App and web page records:
== Segment start ==

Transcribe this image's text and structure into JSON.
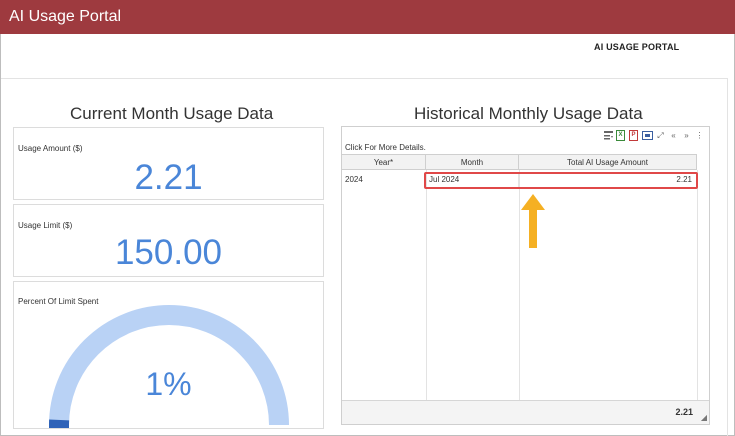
{
  "app": {
    "title": "AI Usage Portal",
    "portal_label": "AI USAGE PORTAL"
  },
  "current": {
    "title": "Current Month Usage Data",
    "usage_amount": {
      "label": "Usage Amount ($)",
      "value": "2.21"
    },
    "usage_limit": {
      "label": "Usage Limit ($)",
      "value": "150.00"
    },
    "percent": {
      "label": "Percent Of Limit Spent",
      "value": "1%",
      "fraction": 0.0147
    }
  },
  "historical": {
    "title": "Historical Monthly Usage Data",
    "click_details": "Click For More Details.",
    "columns": [
      "Year*",
      "Month",
      "Total AI Usage Amount"
    ],
    "rows": [
      {
        "year": "2024",
        "month": "Jul 2024",
        "amount": "2.21"
      }
    ],
    "footer_total": "2.21",
    "toolbar_icons": [
      "filter-icon",
      "excel-export-icon",
      "pdf-export-icon",
      "column-chooser-icon",
      "fullscreen-icon",
      "prev-page-icon",
      "next-page-icon",
      "more-options-icon"
    ]
  },
  "colors": {
    "header": "#9e3a3f",
    "kpi_value": "#4a86d8",
    "gauge_track": "#b9d2f5",
    "gauge_fill": "#2f63b8",
    "highlight": "#e04848",
    "arrow": "#f5b023"
  }
}
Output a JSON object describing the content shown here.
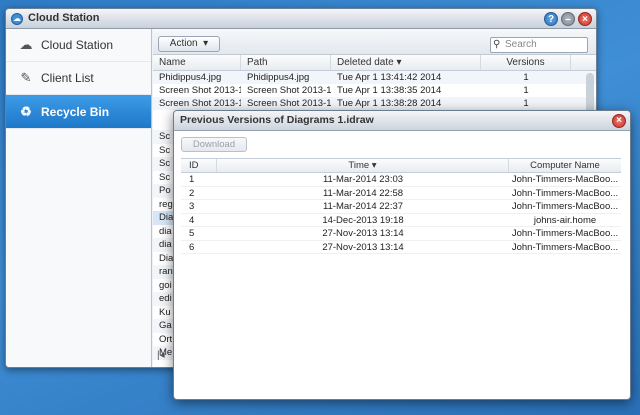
{
  "window": {
    "title": "Cloud Station",
    "icon": "cloud-app-icon",
    "help": "?",
    "minimize": "–",
    "close": "×"
  },
  "sidebar": {
    "items": [
      {
        "label": "Cloud Station",
        "icon": "cloud-icon",
        "active": false
      },
      {
        "label": "Client List",
        "icon": "client-list-icon",
        "active": false
      },
      {
        "label": "Recycle Bin",
        "icon": "recycle-bin-icon",
        "active": true
      }
    ]
  },
  "toolbar": {
    "action_label": "Action",
    "search_placeholder": "Search"
  },
  "table": {
    "headers": [
      "Name",
      "Path",
      "Deleted date",
      "Versions"
    ],
    "rows": [
      [
        "Phidippus4.jpg",
        "Phidippus4.jpg",
        "Tue Apr 1 13:41:42 2014",
        "1"
      ],
      [
        "Screen Shot 2013-10...",
        "Screen Shot 2013-10...",
        "Tue Apr 1 13:38:35 2014",
        "1"
      ],
      [
        "Screen Shot 2013-10...",
        "Screen Shot 2013-10...",
        "Tue Apr 1 13:38:28 2014",
        "1"
      ]
    ],
    "partial_names": [
      "Sc",
      "Sc",
      "Sc",
      "Sc",
      "Po",
      "reg",
      "Dia",
      "dia",
      "dia",
      "Dia",
      "ran",
      "goi",
      "edi",
      "Ku",
      "Ga",
      "Ort",
      "Me"
    ],
    "pager": "|◂"
  },
  "dialog": {
    "title": "Previous Versions of Diagrams 1.idraw",
    "close": "×",
    "download_label": "Download",
    "headers": {
      "id": "ID",
      "time": "Time",
      "computer": "Computer Name"
    },
    "rows": [
      {
        "id": "1",
        "time": "11-Mar-2014 23:03",
        "computer": "John-Timmers-MacBoo..."
      },
      {
        "id": "2",
        "time": "11-Mar-2014 22:58",
        "computer": "John-Timmers-MacBoo..."
      },
      {
        "id": "3",
        "time": "11-Mar-2014 22:37",
        "computer": "John-Timmers-MacBoo..."
      },
      {
        "id": "4",
        "time": "14-Dec-2013 19:18",
        "computer": "johns-air.home"
      },
      {
        "id": "5",
        "time": "27-Nov-2013 13:14",
        "computer": "John-Timmers-MacBoo..."
      },
      {
        "id": "6",
        "time": "27-Nov-2013 13:14",
        "computer": "John-Timmers-MacBoo..."
      }
    ]
  }
}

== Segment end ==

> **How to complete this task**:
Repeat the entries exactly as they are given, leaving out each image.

> **Result below**:
Transcribe this image's text and structure into JSON.
{
  "app": {
    "title": "AI Usage Portal",
    "portal_label": "AI USAGE PORTAL"
  },
  "current": {
    "title": "Current Month Usage Data",
    "usage_amount": {
      "label": "Usage Amount ($)",
      "value": "2.21"
    },
    "usage_limit": {
      "label": "Usage Limit ($)",
      "value": "150.00"
    },
    "percent": {
      "label": "Percent Of Limit Spent",
      "value": "1%",
      "fraction": 0.0147
    }
  },
  "historical": {
    "title": "Historical Monthly Usage Data",
    "click_details": "Click For More Details.",
    "columns": [
      "Year*",
      "Month",
      "Total AI Usage Amount"
    ],
    "rows": [
      {
        "year": "2024",
        "month": "Jul 2024",
        "amount": "2.21"
      }
    ],
    "footer_total": "2.21",
    "toolbar_icons": [
      "filter-icon",
      "excel-export-icon",
      "pdf-export-icon",
      "column-chooser-icon",
      "fullscreen-icon",
      "prev-page-icon",
      "next-page-icon",
      "more-options-icon"
    ]
  },
  "colors": {
    "header": "#9e3a3f",
    "kpi_value": "#4a86d8",
    "gauge_track": "#b9d2f5",
    "gauge_fill": "#2f63b8",
    "highlight": "#e04848",
    "arrow": "#f5b023"
  }
}
Output a JSON object describing the content shown here.
{
  "window": {
    "title": "Cloud Station",
    "icon": "cloud-app-icon",
    "help": "?",
    "minimize": "–",
    "close": "×"
  },
  "sidebar": {
    "items": [
      {
        "label": "Cloud Station",
        "icon": "cloud-icon",
        "active": false
      },
      {
        "label": "Client List",
        "icon": "client-list-icon",
        "active": false
      },
      {
        "label": "Recycle Bin",
        "icon": "recycle-bin-icon",
        "active": true
      }
    ]
  },
  "toolbar": {
    "action_label": "Action",
    "search_placeholder": "Search"
  },
  "table": {
    "headers": [
      "Name",
      "Path",
      "Deleted date",
      "Versions"
    ],
    "rows": [
      [
        "Phidippus4.jpg",
        "Phidippus4.jpg",
        "Tue Apr 1 13:41:42 2014",
        "1"
      ],
      [
        "Screen Shot 2013-10...",
        "Screen Shot 2013-10...",
        "Tue Apr 1 13:38:35 2014",
        "1"
      ],
      [
        "Screen Shot 2013-10...",
        "Screen Shot 2013-10...",
        "Tue Apr 1 13:38:28 2014",
        "1"
      ]
    ],
    "partial_names": [
      "Sc",
      "Sc",
      "Sc",
      "Sc",
      "Po",
      "reg",
      "Dia",
      "dia",
      "dia",
      "Dia",
      "ran",
      "goi",
      "edi",
      "Ku",
      "Ga",
      "Ort",
      "Me"
    ],
    "pager": "|◂"
  },
  "dialog": {
    "title": "Previous Versions of Diagrams 1.idraw",
    "close": "×",
    "download_label": "Download",
    "headers": {
      "id": "ID",
      "time": "Time",
      "computer": "Computer Name"
    },
    "rows": [
      {
        "id": "1",
        "time": "11-Mar-2014 23:03",
        "computer": "John-Timmers-MacBoo..."
      },
      {
        "id": "2",
        "time": "11-Mar-2014 22:58",
        "computer": "John-Timmers-MacBoo..."
      },
      {
        "id": "3",
        "time": "11-Mar-2014 22:37",
        "computer": "John-Timmers-MacBoo..."
      },
      {
        "id": "4",
        "time": "14-Dec-2013 19:18",
        "computer": "johns-air.home"
      },
      {
        "id": "5",
        "time": "27-Nov-2013 13:14",
        "computer": "John-Timmers-MacBoo..."
      },
      {
        "id": "6",
        "time": "27-Nov-2013 13:14",
        "computer": "John-Timmers-MacBoo..."
      }
    ]
  }
}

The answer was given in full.